There is so much more I could say on this subject, but most of it would simply be a repeat of what George has said in his post. I will say that it's nice to find that I am not alone in my wilderness, but this doesn't change the fact that I am going to have to toe the line, at least until October next year if I evere want to write the letters MA after my name. And, shallow as it may seem to confess it, after all the work I'm putting in, I am determined that I will come away with at least that much to show for it!


rlubensky said...

Hi Karyn,

Yes I'm in Masters Degree dissertation writing mode. The issue of standing on the shoulders of respected academics begs the question of who is doing the respecting. In my case, I am a degree candidate in an educational faculty, but my work about participatory methods reaches into the political and communications literature. There is material written about learning outside of the educational academic sphere, including well-cited research handbooks, but I take a certain risk in basing my work on it because it is unrecognised by the school of thought to which my candidature is subscribed. The attitude of my supervisor toward some of that material has been dismissive.

Further, my supervisor is the Editor of a highly regarded, long-running traditional educational research journal. He described the rise of open access, online journals as a "proliferation". I don't think any are on the graduate faculty's list of recommended journals.

On a different slant, I've been a peer reviewer for an international academic educational conference, and it was an honour. I can put this on my CV. Federal funding into research programs increasingly depends on a demonstration of impact and influence (esp. UK & Australia) by researchers, so being able to list peer review and publication into peer-reviewed journals is actually becoming more crucial.

George Siemens said...

Hi Karyn - appreciate your thoughts here. While I highly esteem the value of peer review and subjecting new ideas to rigorous analysis, I share your "so what" attitude toward ideas I encounter that may not have expert peer review status.

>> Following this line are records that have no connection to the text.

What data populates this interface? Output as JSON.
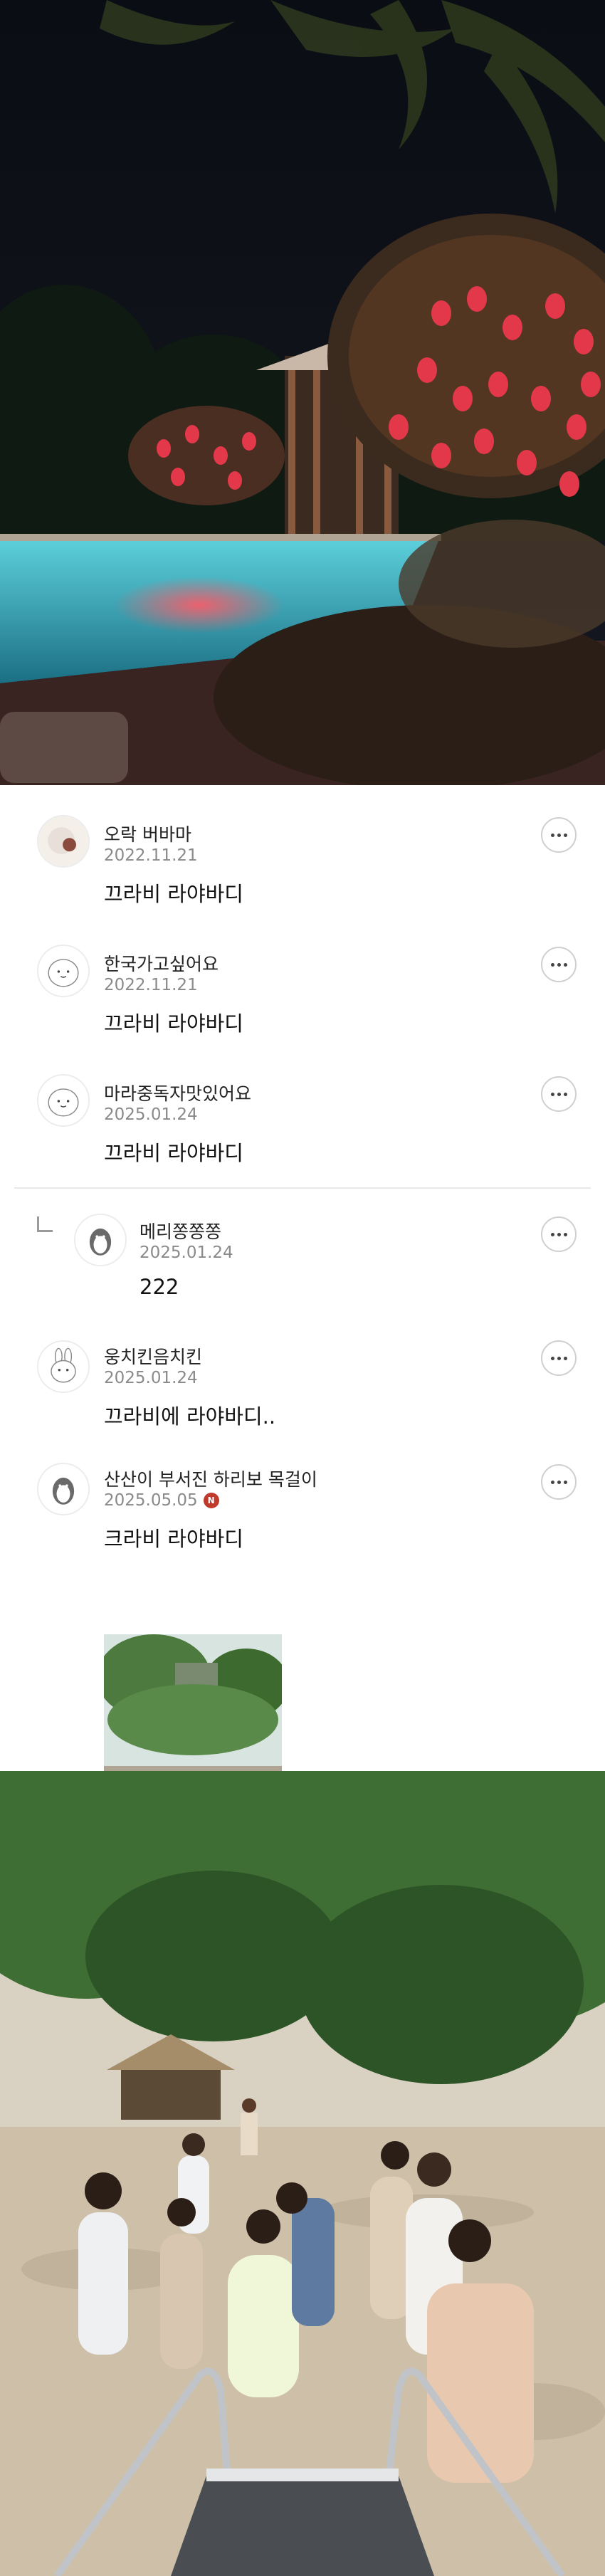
{
  "comments": [
    {
      "author": "오락 버바마",
      "date": "2022.11.21",
      "text": "끄라비 라야바디"
    },
    {
      "author": "한국가고싶어요",
      "date": "2022.11.21",
      "text": "끄라비 라야바디"
    },
    {
      "author": "마라중독자맛있어요",
      "date": "2025.01.24",
      "text": "끄라비 라야바디"
    },
    {
      "author": "메리쫑쫑쫑",
      "date": "2025.01.24",
      "text": "222"
    },
    {
      "author": "웅치킨음치킨",
      "date": "2025.01.24",
      "text": "끄라비에 라야바디.."
    },
    {
      "author": "산산이 부서진 하리보 목걸이",
      "date": "2025.05.05",
      "text": "크라비 라야바디",
      "badge": "N"
    }
  ],
  "icons": {
    "more": "more-options-icon",
    "reply": "reply-arrow-icon",
    "badge": "new-badge-icon"
  },
  "colors": {
    "badge": "#c0392b",
    "date": "#8a8a8a",
    "pool": "#3aa6b8",
    "lantern": "#e2384a"
  }
}
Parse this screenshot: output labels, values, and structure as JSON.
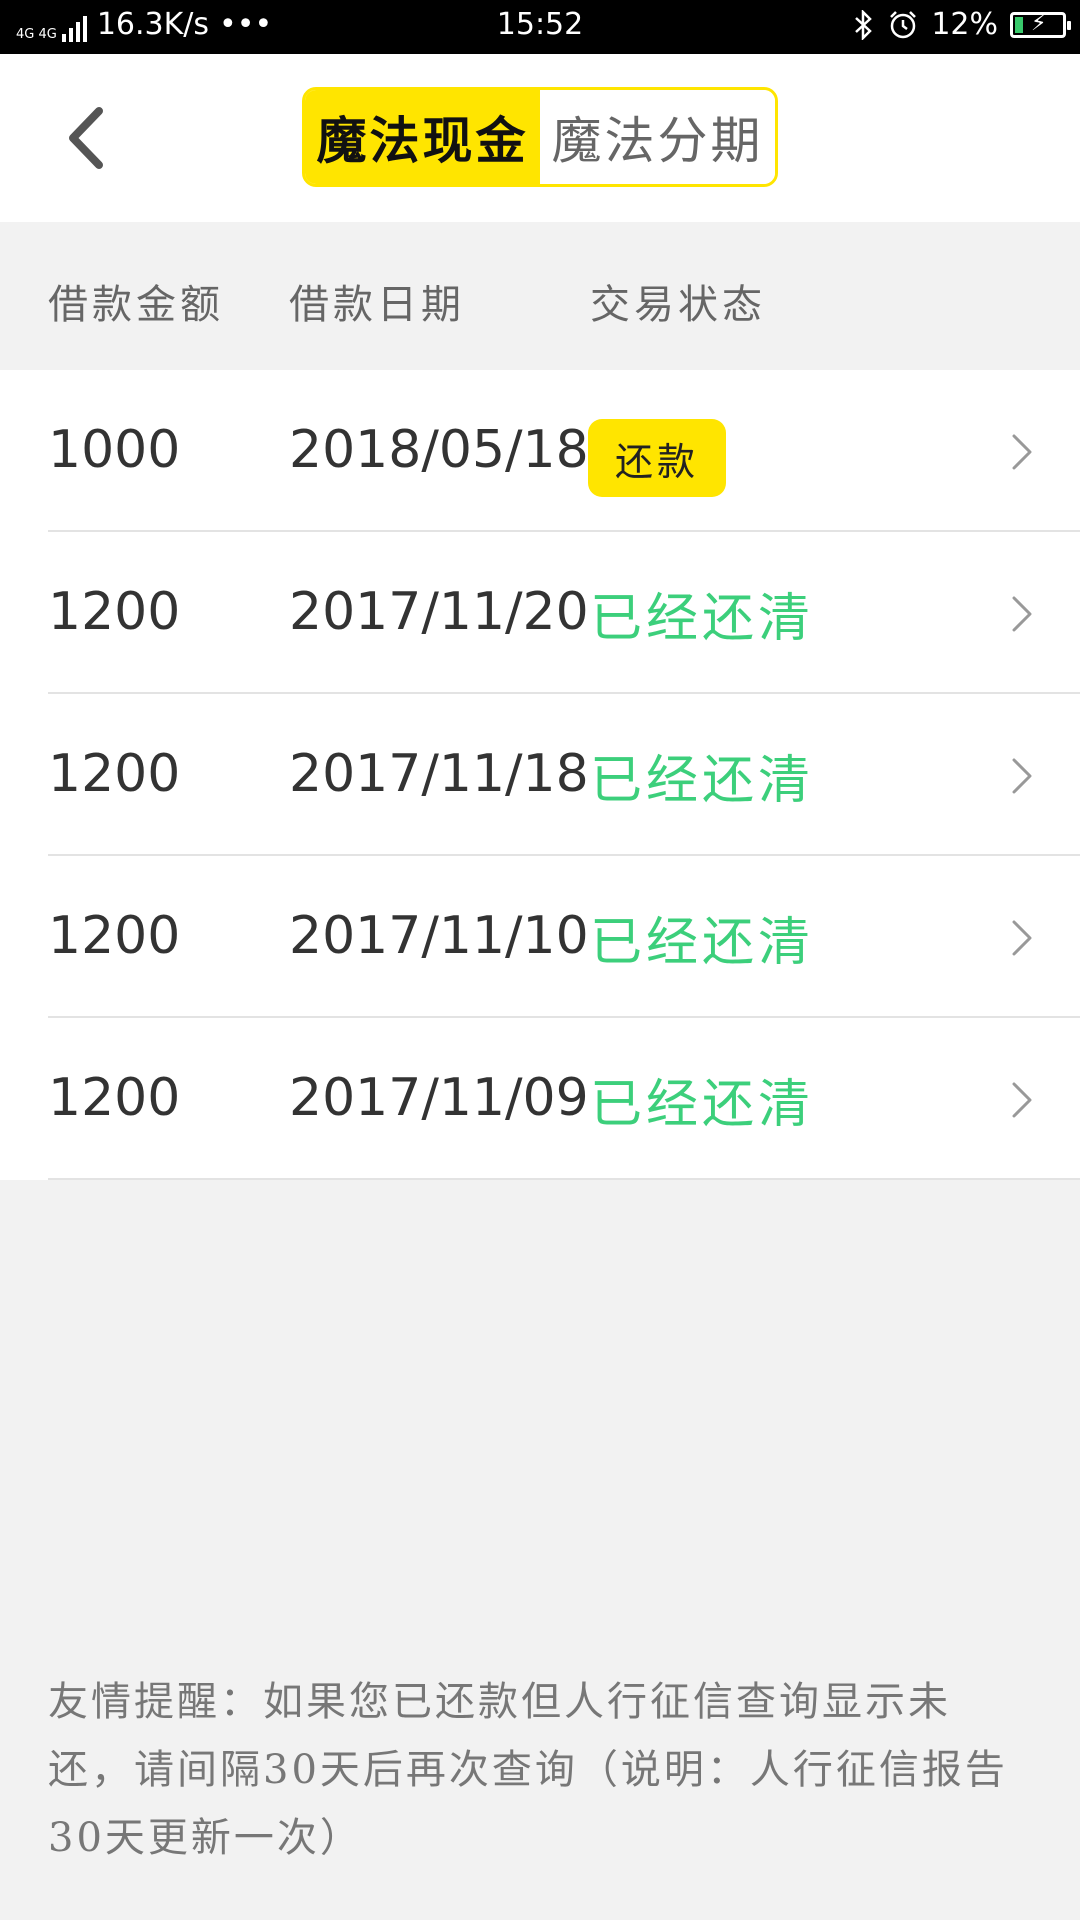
{
  "status_bar": {
    "network": "4G 4G",
    "speed": "16.3K/s",
    "dots": "•••",
    "time": "15:52",
    "battery": "12%"
  },
  "header": {
    "tabs": [
      {
        "label": "魔法现金",
        "active": true
      },
      {
        "label": "魔法分期",
        "active": false
      }
    ]
  },
  "table": {
    "columns": [
      "借款金额",
      "借款日期",
      "交易状态"
    ],
    "rows": [
      {
        "amount": "1000",
        "date": "2018/05/18",
        "status": "还款",
        "status_type": "action"
      },
      {
        "amount": "1200",
        "date": "2017/11/20",
        "status": "已经还清",
        "status_type": "done"
      },
      {
        "amount": "1200",
        "date": "2017/11/18",
        "status": "已经还清",
        "status_type": "done"
      },
      {
        "amount": "1200",
        "date": "2017/11/10",
        "status": "已经还清",
        "status_type": "done"
      },
      {
        "amount": "1200",
        "date": "2017/11/09",
        "status": "已经还清",
        "status_type": "done"
      }
    ]
  },
  "notice": "友情提醒：如果您已还款但人行征信查询显示未还，请间隔30天后再次查询（说明：人行征信报告30天更新一次）",
  "colors": {
    "accent": "#ffe500",
    "done": "#3ccf7b"
  },
  "icons": {
    "back": "chevron-left-icon",
    "row": "chevron-right-icon"
  }
}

A part of me thinks that we are at a point where the notion of peer review is enlarged to include "the many" (a task I'm experimenting with our Journal of Emerging Learning Technologies (tentative name) which should be available within the next few months). Expert peer review is important...but I think having true peer review enlarges the depth and quality of review (rather than reducing the quality of idea/knowledge validation).

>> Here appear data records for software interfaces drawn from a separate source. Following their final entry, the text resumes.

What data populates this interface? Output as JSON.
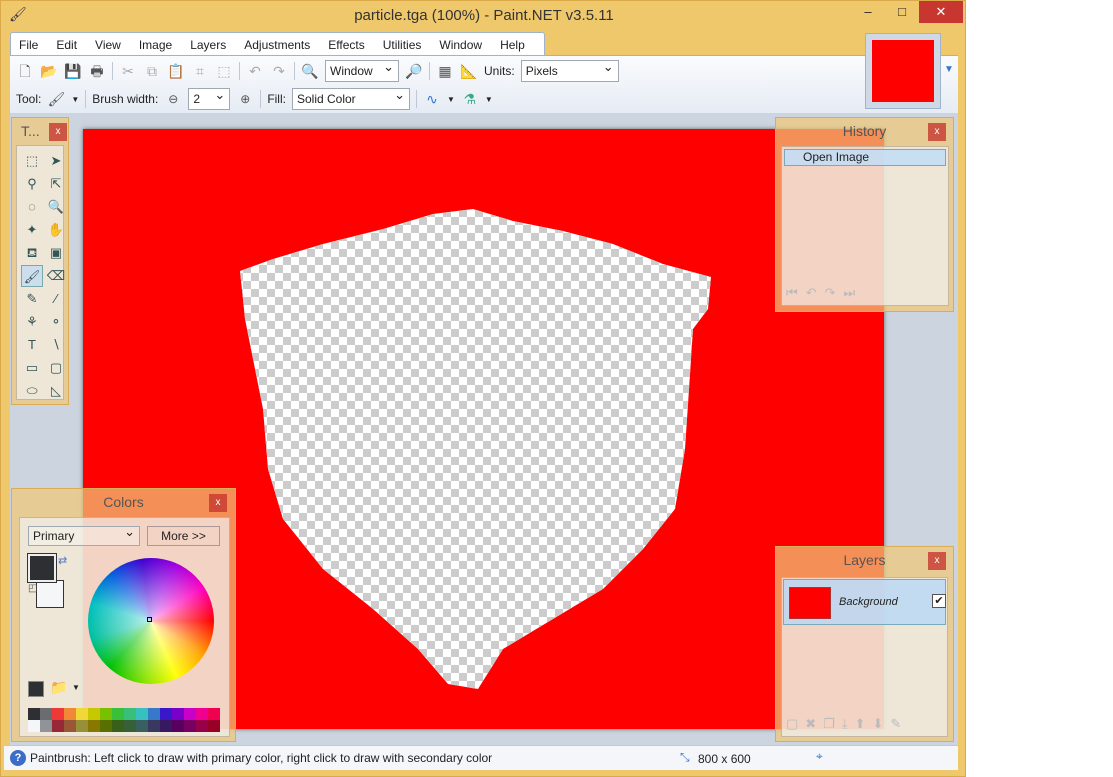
{
  "window": {
    "title": "particle.tga (100%) - Paint.NET v3.5.11",
    "minimize": "–",
    "maximize": "□",
    "close": "✕"
  },
  "menu": [
    "File",
    "Edit",
    "View",
    "Image",
    "Layers",
    "Adjustments",
    "Effects",
    "Utilities",
    "Window",
    "Help"
  ],
  "toolbar": {
    "zoom_value": "Window",
    "units_label": "Units:",
    "units_value": "Pixels",
    "tool_label": "Tool:",
    "brush_width_label": "Brush width:",
    "brush_width_value": "2",
    "fill_label": "Fill:",
    "fill_value": "Solid Color"
  },
  "tools_panel": {
    "title": "T...",
    "close": "x"
  },
  "history": {
    "title": "History",
    "close": "x",
    "items": [
      "Open Image"
    ]
  },
  "colors": {
    "title": "Colors",
    "close": "x",
    "mode": "Primary",
    "more_button": "More >>",
    "primary_color": "#2d2f33",
    "secondary_color": "#f4f6f8",
    "palette": [
      "#2d2f33",
      "#6a6c70",
      "#f03838",
      "#f08838",
      "#f0d838",
      "#c8c800",
      "#78c000",
      "#38c038",
      "#38c078",
      "#38c0c0",
      "#3878c8",
      "#3818c8",
      "#7800c8",
      "#c800c8",
      "#f00090",
      "#f00050",
      "#f4f6f8",
      "#909498",
      "#982838",
      "#985838",
      "#989038",
      "#887800",
      "#587000",
      "#386018",
      "#386038",
      "#386060",
      "#383860",
      "#381860",
      "#580060",
      "#780060",
      "#980048",
      "#980028"
    ]
  },
  "layers": {
    "title": "Layers",
    "close": "x",
    "items": [
      {
        "name": "Background",
        "visible": true
      }
    ]
  },
  "canvas": {
    "background_color": "#ff0000"
  },
  "status": {
    "hint": "Paintbrush: Left click to draw with primary color, right click to draw with secondary color",
    "image_size": "800 x 600"
  }
}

...and, I can completely see your point of toeing the line - if a system is laid out a certain way, we can lament its failings, but in most cases, we still have to honor its structure. We only need to martyr ourselves a few times in our lives...and I imagine gaining the MA initials does not quite qualify :).